Let us take the second point first. It is not possible to overestimate the importance of adding
meaningful comments to your programs—at least any program with more than a few lines.
The problem is this: good programs are generally used many times during a reasonably long
lifetime, which may be measured in months or even years. Inevitably, a programmer will want to
return to his or her code to make changes (such as adding additional features) or to fix bugs.
However, despite all efforts, programming languages are not as easy to read as spoken languages.
It is just inevitable that a programmer will not understand (or perhaps not even recognize!) code
that was written several months or years earlier, and must rely on carefully written comments to
help reacquaint himself with the code. (This has happened to me more times that I would care to
Let me emphasize that commenting code is almost as much of an art as writing the code itself. I
have often seen comments similar to the following:
' Set x equal to 5
x = 5
This comment is pretty useless, since the actual code is self-explanatory. It simply wastes time and

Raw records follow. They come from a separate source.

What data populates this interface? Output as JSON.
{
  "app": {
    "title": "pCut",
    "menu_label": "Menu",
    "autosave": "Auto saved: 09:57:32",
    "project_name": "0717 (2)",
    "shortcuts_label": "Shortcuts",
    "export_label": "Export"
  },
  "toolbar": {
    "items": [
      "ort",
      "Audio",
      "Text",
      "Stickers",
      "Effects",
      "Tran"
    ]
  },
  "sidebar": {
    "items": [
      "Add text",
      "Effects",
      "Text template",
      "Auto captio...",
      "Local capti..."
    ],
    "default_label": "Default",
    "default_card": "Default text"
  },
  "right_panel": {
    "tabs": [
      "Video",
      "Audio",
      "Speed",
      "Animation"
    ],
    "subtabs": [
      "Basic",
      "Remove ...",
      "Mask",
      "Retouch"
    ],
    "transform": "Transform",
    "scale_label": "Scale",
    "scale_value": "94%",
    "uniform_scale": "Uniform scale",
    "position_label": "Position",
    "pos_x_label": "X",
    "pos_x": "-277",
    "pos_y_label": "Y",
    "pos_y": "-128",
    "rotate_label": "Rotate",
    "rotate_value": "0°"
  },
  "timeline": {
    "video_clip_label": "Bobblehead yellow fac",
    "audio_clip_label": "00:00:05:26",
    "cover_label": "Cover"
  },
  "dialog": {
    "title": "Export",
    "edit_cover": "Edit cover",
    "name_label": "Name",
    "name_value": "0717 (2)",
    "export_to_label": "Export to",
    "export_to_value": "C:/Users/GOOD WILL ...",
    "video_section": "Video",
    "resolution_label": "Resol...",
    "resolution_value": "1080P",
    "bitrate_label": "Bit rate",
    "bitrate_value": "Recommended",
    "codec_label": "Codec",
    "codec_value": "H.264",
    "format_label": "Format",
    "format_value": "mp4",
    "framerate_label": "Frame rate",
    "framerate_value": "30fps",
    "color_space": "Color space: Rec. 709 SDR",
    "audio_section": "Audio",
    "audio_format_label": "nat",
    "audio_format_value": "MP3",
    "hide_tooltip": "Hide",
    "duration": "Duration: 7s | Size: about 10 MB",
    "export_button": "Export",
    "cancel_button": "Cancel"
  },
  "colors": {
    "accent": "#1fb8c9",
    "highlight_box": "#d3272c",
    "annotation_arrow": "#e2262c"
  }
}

space. (In a teaching tool, such as this book, you may find some comments that would otherwise
be left out of a professionally written program.)
A good test of the quality of your comments is to read just the comments (not the code) to see if
you get a good sense not only of what the program is designed to do, but also of the steps that are
used to accomplish the program's goal. For example, here are the comments from a short BASIC
program that appears in Appendix F:
' BASIC program to compute the average
' of a set of at most 100 numbers
' Ask for the number of numbers
' If Num is between 1 and 100 then proceed
' Loop to collect the numbers to average
' Ask for next number
' Add the number to the running sum
' Compute the average
' Display the average
Readability is also a subjective matter. What is readable to one person may not be readable to
another. In fact, it is probably fair to say that what is readable to the author of a program is likely
to be less readable to everyone else, at least to some degree. It is wise to keep this in mind when
you start programming (that is, assuming you want others to be able to read your programs).
One of the greatest offenders to code readability is the infamous GOTO statement, of which many
languages (including VBA) have some variety or other. It is not my intention to dwell upon the
GOTO statement, but it will help illustrate the issue of good programming style.
The GOTO statement is very simple—it just redirects program execution to another location. For
instance, the following BASIC code asks the user for a positive number. If the user enters a
nonpositive number, the GOTO portion of the code redirects execution to the first line of the
program (the label TryAgain). This causes the entire program to be executed again. In short, the
program will repeat until the user enters a positive number:
INPUT "Enter a positive number: ", x
IF x <= 0 THEN GOTO TryAgain
While the previous example may not be good programming style, it is at least readable. However,
the following code is much more difficult to read:
INPUT "Enter a number between 1 and 100: ", x
IF x > 100 THEN GOTO TooLarge
IF x <= 0 THEN GOTO TooSmall
PRINT "Your number is: ", x